### EXERCISE OBJECTIVE
In the data below, how many lines include the string "duplicate"? Give only the number.

### INFORMATION SHOWN
_ _ _ _

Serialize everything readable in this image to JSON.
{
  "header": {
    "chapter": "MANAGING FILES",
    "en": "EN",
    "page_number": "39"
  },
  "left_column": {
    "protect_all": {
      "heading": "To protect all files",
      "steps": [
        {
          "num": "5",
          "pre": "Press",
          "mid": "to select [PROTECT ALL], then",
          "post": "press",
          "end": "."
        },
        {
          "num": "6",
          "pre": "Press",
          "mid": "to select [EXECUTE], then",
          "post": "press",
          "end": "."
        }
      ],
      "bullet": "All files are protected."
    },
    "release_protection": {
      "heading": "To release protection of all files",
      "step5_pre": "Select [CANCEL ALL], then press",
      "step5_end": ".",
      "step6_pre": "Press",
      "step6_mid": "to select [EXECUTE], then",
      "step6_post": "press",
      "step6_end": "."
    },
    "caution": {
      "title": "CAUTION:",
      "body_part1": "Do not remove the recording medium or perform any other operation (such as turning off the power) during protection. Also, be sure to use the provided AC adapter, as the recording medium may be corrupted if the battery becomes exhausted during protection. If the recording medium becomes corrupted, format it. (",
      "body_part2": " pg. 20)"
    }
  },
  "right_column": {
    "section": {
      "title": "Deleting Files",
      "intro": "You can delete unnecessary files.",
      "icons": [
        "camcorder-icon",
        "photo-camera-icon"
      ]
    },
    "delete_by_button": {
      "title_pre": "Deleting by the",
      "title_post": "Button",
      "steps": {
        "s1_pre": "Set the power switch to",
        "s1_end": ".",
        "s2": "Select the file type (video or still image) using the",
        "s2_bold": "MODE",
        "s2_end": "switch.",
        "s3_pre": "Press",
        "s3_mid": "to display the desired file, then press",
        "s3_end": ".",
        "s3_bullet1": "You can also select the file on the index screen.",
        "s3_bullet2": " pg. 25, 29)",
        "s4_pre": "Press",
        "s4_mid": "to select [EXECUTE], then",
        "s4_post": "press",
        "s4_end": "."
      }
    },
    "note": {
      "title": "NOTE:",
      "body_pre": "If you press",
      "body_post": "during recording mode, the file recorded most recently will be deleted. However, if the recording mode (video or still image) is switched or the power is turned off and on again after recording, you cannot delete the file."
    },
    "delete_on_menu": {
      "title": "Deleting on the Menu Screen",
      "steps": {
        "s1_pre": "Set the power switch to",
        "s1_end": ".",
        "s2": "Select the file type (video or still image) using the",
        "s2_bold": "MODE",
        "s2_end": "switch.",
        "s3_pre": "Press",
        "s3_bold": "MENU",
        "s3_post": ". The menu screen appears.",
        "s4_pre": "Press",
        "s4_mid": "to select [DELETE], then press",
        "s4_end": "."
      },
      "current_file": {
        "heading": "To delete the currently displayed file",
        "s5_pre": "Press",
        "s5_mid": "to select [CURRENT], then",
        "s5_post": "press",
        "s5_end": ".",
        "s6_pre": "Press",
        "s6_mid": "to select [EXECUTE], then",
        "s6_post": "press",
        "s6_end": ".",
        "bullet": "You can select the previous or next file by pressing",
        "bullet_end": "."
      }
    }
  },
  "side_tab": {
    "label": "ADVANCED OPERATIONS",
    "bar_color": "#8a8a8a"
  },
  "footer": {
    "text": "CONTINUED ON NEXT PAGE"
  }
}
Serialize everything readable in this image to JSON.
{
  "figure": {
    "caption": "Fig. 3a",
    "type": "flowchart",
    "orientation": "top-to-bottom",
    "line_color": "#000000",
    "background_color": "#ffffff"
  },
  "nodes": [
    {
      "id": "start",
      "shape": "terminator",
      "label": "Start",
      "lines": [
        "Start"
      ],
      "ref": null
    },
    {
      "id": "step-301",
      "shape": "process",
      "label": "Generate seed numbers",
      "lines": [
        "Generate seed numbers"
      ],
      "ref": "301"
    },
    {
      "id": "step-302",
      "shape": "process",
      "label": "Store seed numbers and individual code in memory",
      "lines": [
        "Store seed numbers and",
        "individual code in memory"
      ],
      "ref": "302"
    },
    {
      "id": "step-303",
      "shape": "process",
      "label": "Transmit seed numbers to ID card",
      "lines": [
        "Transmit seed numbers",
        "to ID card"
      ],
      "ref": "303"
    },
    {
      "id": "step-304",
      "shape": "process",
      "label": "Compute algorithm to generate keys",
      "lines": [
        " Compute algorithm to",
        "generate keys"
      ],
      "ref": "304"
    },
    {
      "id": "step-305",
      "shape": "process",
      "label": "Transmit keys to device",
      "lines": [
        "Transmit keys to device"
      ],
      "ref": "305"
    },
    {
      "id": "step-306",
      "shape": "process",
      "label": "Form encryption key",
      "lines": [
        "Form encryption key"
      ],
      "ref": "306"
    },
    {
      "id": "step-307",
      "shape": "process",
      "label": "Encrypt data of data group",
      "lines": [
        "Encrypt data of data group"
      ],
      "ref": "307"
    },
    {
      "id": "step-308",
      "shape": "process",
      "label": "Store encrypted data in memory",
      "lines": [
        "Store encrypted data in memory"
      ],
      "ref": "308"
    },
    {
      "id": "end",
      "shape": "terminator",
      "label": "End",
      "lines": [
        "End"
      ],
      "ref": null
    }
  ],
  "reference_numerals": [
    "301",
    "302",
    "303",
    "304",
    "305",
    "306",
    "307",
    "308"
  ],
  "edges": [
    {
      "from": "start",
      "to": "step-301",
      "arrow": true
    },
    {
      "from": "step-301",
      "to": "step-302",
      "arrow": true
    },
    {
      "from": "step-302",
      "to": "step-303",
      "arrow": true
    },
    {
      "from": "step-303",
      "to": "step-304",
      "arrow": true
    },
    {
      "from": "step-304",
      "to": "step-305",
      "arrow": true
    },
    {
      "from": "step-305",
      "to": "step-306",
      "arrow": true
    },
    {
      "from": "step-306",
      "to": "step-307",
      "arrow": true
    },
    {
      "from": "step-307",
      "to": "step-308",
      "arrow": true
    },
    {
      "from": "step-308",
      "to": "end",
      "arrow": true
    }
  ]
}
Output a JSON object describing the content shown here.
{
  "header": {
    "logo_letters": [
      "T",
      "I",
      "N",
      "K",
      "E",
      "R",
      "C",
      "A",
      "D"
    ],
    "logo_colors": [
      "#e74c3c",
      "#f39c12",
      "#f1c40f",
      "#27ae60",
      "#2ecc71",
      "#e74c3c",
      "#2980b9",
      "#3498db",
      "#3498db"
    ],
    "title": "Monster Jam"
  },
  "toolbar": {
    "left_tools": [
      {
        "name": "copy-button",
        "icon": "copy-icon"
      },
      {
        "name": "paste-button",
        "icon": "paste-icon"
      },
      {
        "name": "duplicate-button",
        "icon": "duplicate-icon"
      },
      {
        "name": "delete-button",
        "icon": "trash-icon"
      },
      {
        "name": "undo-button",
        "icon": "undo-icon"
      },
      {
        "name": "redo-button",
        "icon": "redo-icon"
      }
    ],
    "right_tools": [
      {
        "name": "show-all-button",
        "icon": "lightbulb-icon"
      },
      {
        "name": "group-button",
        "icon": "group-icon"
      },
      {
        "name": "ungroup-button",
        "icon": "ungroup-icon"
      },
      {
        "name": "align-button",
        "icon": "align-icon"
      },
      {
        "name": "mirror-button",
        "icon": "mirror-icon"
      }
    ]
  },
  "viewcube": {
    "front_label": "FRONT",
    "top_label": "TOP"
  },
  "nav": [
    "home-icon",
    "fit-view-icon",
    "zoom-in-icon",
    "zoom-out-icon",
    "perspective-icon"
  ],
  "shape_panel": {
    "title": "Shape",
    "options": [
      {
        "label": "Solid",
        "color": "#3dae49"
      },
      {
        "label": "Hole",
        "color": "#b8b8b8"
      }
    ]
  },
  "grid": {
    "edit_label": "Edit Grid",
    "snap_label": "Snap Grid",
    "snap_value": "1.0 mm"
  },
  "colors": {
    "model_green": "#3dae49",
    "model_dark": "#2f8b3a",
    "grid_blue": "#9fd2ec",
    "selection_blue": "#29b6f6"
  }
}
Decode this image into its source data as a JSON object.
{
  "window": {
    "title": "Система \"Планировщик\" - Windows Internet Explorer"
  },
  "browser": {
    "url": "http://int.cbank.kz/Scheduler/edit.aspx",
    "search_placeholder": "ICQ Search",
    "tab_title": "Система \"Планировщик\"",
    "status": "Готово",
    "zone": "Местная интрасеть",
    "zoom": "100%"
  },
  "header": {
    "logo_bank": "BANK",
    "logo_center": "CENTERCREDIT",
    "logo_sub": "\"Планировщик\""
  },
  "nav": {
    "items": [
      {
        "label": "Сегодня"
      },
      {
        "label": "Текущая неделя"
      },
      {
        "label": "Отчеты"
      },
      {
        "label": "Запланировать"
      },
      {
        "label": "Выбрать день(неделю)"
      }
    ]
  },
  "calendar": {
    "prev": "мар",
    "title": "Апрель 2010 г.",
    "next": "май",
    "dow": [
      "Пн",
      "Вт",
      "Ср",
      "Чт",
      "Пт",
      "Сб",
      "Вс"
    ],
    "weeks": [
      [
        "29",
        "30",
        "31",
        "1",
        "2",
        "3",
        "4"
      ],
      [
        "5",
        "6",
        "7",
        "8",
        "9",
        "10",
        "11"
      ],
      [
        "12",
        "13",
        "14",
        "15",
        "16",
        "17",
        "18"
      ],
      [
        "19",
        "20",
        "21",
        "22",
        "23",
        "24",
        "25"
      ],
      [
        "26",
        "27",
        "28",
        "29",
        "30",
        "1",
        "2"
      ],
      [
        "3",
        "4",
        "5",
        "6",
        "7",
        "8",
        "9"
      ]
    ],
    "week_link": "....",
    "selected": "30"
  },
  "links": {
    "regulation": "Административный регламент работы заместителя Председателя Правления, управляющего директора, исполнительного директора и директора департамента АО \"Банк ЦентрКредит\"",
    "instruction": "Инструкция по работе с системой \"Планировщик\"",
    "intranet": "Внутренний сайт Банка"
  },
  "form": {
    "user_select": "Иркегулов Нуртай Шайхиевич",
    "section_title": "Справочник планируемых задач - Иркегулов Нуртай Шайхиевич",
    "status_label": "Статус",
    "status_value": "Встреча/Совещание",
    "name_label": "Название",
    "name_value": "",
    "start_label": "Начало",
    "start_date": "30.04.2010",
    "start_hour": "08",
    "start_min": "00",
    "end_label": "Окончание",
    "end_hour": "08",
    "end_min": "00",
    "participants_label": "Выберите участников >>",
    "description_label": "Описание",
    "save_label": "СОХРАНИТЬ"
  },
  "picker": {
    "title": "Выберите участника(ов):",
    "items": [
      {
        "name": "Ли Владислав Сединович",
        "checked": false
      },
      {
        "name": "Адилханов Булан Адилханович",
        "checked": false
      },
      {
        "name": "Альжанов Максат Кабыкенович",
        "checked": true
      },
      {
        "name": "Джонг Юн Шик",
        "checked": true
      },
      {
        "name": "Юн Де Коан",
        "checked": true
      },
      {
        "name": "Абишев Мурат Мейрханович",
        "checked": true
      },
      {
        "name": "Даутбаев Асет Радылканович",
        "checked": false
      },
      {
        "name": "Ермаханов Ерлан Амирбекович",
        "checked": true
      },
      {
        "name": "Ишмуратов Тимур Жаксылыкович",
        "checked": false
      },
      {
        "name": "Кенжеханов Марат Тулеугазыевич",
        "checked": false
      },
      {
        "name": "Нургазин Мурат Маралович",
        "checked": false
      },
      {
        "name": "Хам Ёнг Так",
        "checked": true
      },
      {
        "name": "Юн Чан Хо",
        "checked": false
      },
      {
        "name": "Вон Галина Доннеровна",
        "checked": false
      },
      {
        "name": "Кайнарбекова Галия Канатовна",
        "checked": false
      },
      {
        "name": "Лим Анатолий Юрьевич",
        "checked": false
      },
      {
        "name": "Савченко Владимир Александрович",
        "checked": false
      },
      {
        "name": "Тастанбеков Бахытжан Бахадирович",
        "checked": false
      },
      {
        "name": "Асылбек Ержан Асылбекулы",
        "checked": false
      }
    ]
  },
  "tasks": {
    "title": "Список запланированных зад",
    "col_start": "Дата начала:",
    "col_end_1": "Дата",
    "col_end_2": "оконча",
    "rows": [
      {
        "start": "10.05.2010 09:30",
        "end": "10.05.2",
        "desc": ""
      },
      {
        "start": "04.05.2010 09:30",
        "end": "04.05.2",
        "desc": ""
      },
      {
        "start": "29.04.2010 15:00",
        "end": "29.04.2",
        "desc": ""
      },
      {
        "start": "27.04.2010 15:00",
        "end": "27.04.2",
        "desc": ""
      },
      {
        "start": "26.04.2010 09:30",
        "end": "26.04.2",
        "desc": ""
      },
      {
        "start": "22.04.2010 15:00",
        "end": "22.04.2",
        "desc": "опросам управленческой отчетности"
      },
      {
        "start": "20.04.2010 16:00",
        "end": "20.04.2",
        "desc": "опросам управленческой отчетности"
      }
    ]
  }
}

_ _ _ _

### ANSWER SPACE
2